Making technological predictions about life in the future is commonplace nowadays, but Arthur Radebaugh’s "Closer Than We Think" newspaper comic was one of the first art forms to tackle this subject matter. The comic, which debuted in 1958 and ran for four years, opened people's eyes to a future that seemed grounded in reality with a twist of science fiction.
According to Inverse: "One of the things that separated his work from his contemporaries was Radebaugh’s dedication to stay abreast of the cutting edge technology of his day.
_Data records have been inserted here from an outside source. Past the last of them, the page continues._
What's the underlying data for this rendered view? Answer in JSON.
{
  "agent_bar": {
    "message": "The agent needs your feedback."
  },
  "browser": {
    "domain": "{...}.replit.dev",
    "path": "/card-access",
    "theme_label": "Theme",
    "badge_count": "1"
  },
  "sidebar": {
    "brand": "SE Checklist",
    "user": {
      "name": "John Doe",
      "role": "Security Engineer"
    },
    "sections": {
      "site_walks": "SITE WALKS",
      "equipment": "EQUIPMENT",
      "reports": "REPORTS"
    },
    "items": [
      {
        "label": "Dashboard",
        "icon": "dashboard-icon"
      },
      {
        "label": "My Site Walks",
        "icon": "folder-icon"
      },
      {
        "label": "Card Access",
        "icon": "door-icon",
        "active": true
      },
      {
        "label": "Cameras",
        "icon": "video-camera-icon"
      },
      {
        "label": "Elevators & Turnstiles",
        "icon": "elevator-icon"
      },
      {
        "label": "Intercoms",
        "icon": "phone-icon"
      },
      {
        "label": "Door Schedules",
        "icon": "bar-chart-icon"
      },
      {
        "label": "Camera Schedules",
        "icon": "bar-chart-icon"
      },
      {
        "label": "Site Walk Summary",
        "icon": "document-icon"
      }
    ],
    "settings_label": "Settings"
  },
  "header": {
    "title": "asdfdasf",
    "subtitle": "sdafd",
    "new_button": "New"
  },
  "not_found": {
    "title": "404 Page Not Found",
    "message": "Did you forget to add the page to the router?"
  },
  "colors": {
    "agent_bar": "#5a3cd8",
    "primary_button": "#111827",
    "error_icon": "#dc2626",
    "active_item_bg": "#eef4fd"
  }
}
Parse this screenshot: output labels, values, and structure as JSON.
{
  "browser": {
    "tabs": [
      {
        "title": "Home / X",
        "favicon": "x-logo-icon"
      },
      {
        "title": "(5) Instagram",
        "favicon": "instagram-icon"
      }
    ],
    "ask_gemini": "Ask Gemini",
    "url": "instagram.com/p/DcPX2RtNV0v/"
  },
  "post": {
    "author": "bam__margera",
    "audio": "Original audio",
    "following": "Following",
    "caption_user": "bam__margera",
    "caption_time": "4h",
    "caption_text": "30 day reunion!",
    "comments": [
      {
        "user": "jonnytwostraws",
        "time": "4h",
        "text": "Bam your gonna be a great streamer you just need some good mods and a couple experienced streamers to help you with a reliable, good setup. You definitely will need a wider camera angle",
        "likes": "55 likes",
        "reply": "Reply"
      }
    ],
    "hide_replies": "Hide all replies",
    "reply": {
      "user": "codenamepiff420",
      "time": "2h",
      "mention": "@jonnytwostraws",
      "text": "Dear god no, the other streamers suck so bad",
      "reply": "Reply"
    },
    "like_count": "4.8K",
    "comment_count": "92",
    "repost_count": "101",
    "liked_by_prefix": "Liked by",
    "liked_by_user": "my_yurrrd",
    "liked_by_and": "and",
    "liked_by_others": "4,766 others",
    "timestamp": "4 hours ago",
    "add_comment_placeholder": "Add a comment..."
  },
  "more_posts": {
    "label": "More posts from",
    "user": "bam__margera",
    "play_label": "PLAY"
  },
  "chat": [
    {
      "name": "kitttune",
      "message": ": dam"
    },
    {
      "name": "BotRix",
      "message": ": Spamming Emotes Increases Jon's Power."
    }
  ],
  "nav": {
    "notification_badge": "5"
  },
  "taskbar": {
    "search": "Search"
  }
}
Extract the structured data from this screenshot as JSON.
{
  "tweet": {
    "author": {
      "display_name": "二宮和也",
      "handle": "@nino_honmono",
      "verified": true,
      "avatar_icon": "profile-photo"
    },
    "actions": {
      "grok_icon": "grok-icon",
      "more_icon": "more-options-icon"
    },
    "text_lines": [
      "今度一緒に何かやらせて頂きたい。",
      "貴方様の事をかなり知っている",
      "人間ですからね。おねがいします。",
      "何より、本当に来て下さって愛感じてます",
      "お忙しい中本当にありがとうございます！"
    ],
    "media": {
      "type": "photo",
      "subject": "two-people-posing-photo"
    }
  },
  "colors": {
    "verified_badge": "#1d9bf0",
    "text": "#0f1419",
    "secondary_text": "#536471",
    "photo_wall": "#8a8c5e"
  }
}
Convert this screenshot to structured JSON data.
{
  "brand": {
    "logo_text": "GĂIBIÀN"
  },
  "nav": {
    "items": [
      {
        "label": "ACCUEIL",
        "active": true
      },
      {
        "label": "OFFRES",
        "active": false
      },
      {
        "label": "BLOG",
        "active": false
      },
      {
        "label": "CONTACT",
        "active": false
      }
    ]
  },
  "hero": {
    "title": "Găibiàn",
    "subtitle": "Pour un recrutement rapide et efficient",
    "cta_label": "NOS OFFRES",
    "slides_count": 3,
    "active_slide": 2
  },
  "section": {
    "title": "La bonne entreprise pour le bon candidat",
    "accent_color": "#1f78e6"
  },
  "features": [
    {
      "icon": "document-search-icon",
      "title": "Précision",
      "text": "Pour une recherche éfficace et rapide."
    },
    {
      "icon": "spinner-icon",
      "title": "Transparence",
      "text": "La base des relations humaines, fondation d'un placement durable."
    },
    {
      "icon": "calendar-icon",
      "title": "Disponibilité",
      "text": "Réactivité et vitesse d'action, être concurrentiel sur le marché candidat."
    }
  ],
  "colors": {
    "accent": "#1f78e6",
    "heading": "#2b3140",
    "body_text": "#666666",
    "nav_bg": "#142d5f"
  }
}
Traveling across North America in a Ford van he converted into a traveling studio, Radebaugh didn’t just want to hear about cutting-edge tech, he wanted to see it, hear it, and feel it. He wanted to talk face-to-face with the inventors and engineers, and then envision what the technology, however theoretical, would look like in practice, but what it could potentially evolve into."
Not all of Radebaugh’s ideas have come true, (at least not yet, anyway) but he did predict some technologies that are now just a part of everyday life, including solar houses, factory farms and desalination plants.